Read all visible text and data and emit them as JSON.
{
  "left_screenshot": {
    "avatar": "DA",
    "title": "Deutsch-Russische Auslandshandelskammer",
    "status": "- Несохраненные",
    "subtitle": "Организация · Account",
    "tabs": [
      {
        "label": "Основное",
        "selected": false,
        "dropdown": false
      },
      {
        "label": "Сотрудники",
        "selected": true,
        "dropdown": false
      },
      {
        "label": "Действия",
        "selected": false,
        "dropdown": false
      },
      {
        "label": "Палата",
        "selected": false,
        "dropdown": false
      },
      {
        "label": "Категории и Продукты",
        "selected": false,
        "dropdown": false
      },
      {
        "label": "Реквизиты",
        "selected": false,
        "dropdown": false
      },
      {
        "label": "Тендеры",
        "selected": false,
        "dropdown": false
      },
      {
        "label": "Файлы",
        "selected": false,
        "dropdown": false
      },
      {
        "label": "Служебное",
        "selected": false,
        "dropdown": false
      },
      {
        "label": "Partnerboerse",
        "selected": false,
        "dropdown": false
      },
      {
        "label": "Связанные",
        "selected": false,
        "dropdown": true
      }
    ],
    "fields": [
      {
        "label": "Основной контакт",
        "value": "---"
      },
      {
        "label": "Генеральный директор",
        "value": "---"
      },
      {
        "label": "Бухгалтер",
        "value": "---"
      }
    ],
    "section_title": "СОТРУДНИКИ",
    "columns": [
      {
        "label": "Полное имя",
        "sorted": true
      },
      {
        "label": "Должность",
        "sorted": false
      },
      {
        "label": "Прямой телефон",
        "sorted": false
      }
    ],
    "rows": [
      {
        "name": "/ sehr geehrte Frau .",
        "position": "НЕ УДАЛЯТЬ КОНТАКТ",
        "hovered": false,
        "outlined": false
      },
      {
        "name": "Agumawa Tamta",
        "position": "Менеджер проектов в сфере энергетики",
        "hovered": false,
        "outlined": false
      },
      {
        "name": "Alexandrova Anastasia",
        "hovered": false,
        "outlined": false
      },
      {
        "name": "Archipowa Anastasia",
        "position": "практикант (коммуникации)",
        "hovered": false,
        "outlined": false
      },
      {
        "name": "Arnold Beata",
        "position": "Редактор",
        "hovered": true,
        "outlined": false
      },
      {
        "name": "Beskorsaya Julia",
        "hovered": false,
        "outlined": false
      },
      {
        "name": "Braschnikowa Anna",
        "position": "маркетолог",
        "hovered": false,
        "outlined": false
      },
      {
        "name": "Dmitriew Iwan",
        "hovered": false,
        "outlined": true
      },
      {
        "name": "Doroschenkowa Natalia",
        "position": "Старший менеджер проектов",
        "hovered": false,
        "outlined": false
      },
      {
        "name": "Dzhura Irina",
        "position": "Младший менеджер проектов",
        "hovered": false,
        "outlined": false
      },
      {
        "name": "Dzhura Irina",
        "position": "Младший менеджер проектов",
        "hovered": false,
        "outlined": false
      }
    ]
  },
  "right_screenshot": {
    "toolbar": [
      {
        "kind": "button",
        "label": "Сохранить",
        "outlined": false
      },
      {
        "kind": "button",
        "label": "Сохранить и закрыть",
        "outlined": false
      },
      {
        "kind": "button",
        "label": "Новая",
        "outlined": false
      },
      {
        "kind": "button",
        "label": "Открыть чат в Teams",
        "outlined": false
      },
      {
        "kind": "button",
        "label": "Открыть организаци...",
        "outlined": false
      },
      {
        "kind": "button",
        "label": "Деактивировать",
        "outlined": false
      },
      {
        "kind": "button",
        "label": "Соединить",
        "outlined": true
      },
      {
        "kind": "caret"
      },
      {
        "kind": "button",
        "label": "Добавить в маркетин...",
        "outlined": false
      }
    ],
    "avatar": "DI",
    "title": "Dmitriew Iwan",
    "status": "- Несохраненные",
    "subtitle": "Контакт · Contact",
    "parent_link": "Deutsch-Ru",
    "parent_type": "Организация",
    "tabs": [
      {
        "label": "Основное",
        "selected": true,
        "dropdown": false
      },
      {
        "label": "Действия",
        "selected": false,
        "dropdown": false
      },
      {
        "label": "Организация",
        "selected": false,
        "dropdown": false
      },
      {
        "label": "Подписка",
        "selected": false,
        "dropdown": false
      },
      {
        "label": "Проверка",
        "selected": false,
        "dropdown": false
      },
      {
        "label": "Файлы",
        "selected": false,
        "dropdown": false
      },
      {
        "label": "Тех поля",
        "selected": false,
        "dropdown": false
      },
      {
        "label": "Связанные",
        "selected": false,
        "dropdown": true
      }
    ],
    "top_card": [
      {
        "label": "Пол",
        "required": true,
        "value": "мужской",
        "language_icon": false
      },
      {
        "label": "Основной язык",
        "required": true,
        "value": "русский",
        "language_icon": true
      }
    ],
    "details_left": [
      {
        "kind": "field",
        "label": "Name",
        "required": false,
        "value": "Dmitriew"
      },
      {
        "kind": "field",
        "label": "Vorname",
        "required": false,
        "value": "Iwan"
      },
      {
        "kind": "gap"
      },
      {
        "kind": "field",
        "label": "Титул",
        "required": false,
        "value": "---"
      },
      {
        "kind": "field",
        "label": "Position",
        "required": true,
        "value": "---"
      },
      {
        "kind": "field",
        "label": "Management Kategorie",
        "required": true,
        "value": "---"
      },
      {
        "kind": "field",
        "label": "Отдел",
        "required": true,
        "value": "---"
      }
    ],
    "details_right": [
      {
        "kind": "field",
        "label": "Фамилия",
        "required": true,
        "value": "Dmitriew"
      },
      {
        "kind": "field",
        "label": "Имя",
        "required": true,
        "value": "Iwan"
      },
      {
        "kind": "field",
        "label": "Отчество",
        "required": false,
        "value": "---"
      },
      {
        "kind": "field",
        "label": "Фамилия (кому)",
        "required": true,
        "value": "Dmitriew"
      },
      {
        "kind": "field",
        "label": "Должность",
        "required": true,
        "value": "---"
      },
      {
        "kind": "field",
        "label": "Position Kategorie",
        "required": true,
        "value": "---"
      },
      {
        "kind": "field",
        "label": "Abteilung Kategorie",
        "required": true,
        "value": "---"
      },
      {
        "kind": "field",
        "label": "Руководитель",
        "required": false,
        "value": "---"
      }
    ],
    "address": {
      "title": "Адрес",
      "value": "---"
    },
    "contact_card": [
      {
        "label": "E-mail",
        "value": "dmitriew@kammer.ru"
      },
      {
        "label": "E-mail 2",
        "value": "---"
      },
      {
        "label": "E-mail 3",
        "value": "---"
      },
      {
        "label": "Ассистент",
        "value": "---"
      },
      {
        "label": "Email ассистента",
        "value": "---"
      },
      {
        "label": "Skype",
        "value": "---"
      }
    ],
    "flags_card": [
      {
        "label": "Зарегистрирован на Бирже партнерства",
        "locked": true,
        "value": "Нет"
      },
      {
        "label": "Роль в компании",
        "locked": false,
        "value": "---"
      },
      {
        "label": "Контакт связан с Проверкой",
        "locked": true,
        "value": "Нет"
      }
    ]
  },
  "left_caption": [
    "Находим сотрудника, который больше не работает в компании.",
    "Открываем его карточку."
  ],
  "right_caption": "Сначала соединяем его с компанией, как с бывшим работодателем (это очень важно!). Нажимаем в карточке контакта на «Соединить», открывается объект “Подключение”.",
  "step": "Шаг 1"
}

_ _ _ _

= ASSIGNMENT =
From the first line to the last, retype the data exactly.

= ANSWER TO THIS TASK =
Read all visible text and data and emit them as JSON.
{
  "left_screenshot": {
    "avatar": "DA",
    "title": "Deutsch-Russische Auslandshandelskammer",
    "status": "- Несохраненные",
    "subtitle": "Организация · Account",
    "tabs": [
      {
        "label": "Основное",
        "selected": false,
        "dropdown": false
      },
      {
        "label": "Сотрудники",
        "selected": true,
        "dropdown": false
      },
      {
        "label": "Действия",
        "selected": false,
        "dropdown": false
      },
      {
        "label": "Палата",
        "selected": false,
        "dropdown": false
      },
      {
        "label": "Категории и Продукты",
        "selected": false,
        "dropdown": false
      },
      {
        "label": "Реквизиты",
        "selected": false,
        "dropdown": false
      },
      {
        "label": "Тендеры",
        "selected": false,
        "dropdown": false
      },
      {
        "label": "Файлы",
        "selected": false,
        "dropdown": false
      },
      {
        "label": "Служебное",
        "selected": false,
        "dropdown": false
      },
      {
        "label": "Partnerboerse",
        "selected": false,
        "dropdown": false
      },
      {
        "label": "Связанные",
        "selected": false,
        "dropdown": true
      }
    ],
    "fields": [
      {
        "label": "Основной контакт",
        "value": "---"
      },
      {
        "label": "Генеральный директор",
        "value": "---"
      },
      {
        "label": "Бухгалтер",
        "value": "---"
      }
    ],
    "section_title": "СОТРУДНИКИ",
    "columns": [
      {
        "label": "Полное имя",
        "sorted": true
      },
      {
        "label": "Должность",
        "sorted": false
      },
      {
        "label": "Прямой телефон",
        "sorted": false
      }
    ],
    "rows": [
      {
        "name": "/ sehr geehrte Frau .",
        "position": "НЕ УДАЛЯТЬ КОНТАКТ",
        "hovered": false,
        "outlined": false
      },
      {
        "name": "Agumawa Tamta",
        "position": "Менеджер проектов в сфере энергетики",
        "hovered": false,
        "outlined": false
      },
      {
        "name": "Alexandrova Anastasia",
        "hovered": false,
        "outlined": false
      },
      {
        "name": "Archipowa Anastasia",
        "position": "практикант (коммуникации)",
        "hovered": false,
        "outlined": false
      },
      {
        "name": "Arnold Beata",
        "position": "Редактор",
        "hovered": true,
        "outlined": false
      },
      {
        "name": "Beskorsaya Julia",
        "hovered": false,
        "outlined": false
      },
      {
        "name": "Braschnikowa Anna",
        "position": "маркетолог",
        "hovered": false,
        "outlined": false
      },
      {
        "name": "Dmitriew Iwan",
        "hovered": false,
        "outlined": true
      },
      {
        "name": "Doroschenkowa Natalia",
        "position": "Старший менеджер проектов",
        "hovered": false,
        "outlined": false
      },
      {
        "name": "Dzhura Irina",
        "position": "Младший менеджер проектов",
        "hovered": false,
        "outlined": false
      },
      {
        "name": "Dzhura Irina",
        "position": "Младший менеджер проектов",
        "hovered": false,
        "outlined": false
      }
    ]
  },
  "right_screenshot": {
    "toolbar": [
      {
        "kind": "button",
        "label": "Сохранить",
        "outlined": false
      },
      {
        "kind": "button",
        "label": "Сохранить и закрыть",
        "outlined": false
      },
      {
        "kind": "button",
        "label": "Новая",
        "outlined": false
      },
      {
        "kind": "button",
        "label": "Открыть чат в Teams",
        "outlined": false
      },
      {
        "kind": "button",
        "label": "Открыть организаци...",
        "outlined": false
      },
      {
        "kind": "button",
        "label": "Деактивировать",
        "outlined": false
      },
      {
        "kind": "button",
        "label": "Соединить",
        "outlined": true
      },
      {
        "kind": "caret"
      },
      {
        "kind": "button",
        "label": "Добавить в маркетин...",
        "outlined": false
      }
    ],
    "avatar": "DI",
    "title": "Dmitriew Iwan",
    "status": "- Несохраненные",
    "subtitle": "Контакт · Contact",
    "parent_link": "Deutsch-Ru",
    "parent_type": "Организация",
    "tabs": [
      {
        "label": "Основное",
        "selected": true,
        "dropdown": false
      },
      {
        "label": "Действия",
        "selected": false,
        "dropdown": false
      },
      {
        "label": "Организация",
        "selected": false,
        "dropdown": false
      },
      {
        "label": "Подписка",
        "selected": false,
        "dropdown": false
      },
      {
        "label": "Проверка",
        "selected": false,
        "dropdown": false
      },
      {
        "label": "Файлы",
        "selected": false,
        "dropdown": false
      },
      {
        "label": "Тех поля",
        "selected": false,
        "dropdown": false
      },
      {
        "label": "Связанные",
        "selected": false,
        "dropdown": true
      }
    ],
    "top_card": [
      {
        "label": "Пол",
        "required": true,
        "value": "мужской",
        "language_icon": false
      },
      {
        "label": "Основной язык",
        "required": true,
        "value": "русский",
        "language_icon": true
      }
    ],
    "details_left": [
      {
        "kind": "field",
        "label": "Name",
        "required": false,
        "value": "Dmitriew"
      },
      {
        "kind": "field",
        "label": "Vorname",
        "required": false,
        "value": "Iwan"
      },
      {
        "kind": "gap"
      },
      {
        "kind": "field",
        "label": "Титул",
        "required": false,
        "value": "---"
      },
      {
        "kind": "field",
        "label": "Position",
        "required": true,
        "value": "---"
      },
      {
        "kind": "field",
        "label": "Management Kategorie",
        "required": true,
        "value": "---"
      },
      {
        "kind": "field",
        "label": "Отдел",
        "required": true,
        "value": "---"
      }
    ],
    "details_right": [
      {
        "kind": "field",
        "label": "Фамилия",
        "required": true,
        "value": "Dmitriew"
      },
      {
        "kind": "field",
        "label": "Имя",
        "required": true,
        "value": "Iwan"
      },
      {
        "kind": "field",
        "label": "Отчество",
        "required": false,
        "value": "---"
      },
      {
        "kind": "field",
        "label": "Фамилия (кому)",
        "required": true,
        "value": "Dmitriew"
      },
      {
        "kind": "field",
        "label": "Должность",
        "required": true,
        "value": "---"
      },
      {
        "kind": "field",
        "label": "Position Kategorie",
        "required": true,
        "value": "---"
      },
      {
        "kind": "field",
        "label": "Abteilung Kategorie",
        "required": true,
        "value": "---"
      },
      {
        "kind": "field",
        "label": "Руководитель",
        "required": false,
        "value": "---"
      }
    ],
    "address": {
      "title": "Адрес",
      "value": "---"
    },
    "contact_card": [
      {
        "label": "E-mail",
        "value": "dmitriew@kammer.ru"
      },
      {
        "label": "E-mail 2",
        "value": "---"
      },
      {
        "label": "E-mail 3",
        "value": "---"
      },
      {
        "label": "Ассистент",
        "value": "---"
      },
      {
        "label": "Email ассистента",
        "value": "---"
      },
      {
        "label": "Skype",
        "value": "---"
      }
    ],
    "flags_card": [
      {
        "label": "Зарегистрирован на Бирже партнерства",
        "locked": true,
        "value": "Нет"
      },
      {
        "label": "Роль в компании",
        "locked": false,
        "value": "---"
      },
      {
        "label": "Контакт связан с Проверкой",
        "locked": true,
        "value": "Нет"
      }
    ]
  },
  "left_caption": [
    "Находим сотрудника, который больше не работает в компании.",
    "Открываем его карточку."
  ],
  "right_caption": "Сначала соединяем его с компанией, как с бывшим работодателем (это очень важно!). Нажимаем в карточке контакта на «Соединить», открывается объект “Подключение”.",
  "step": "Шаг 1"
}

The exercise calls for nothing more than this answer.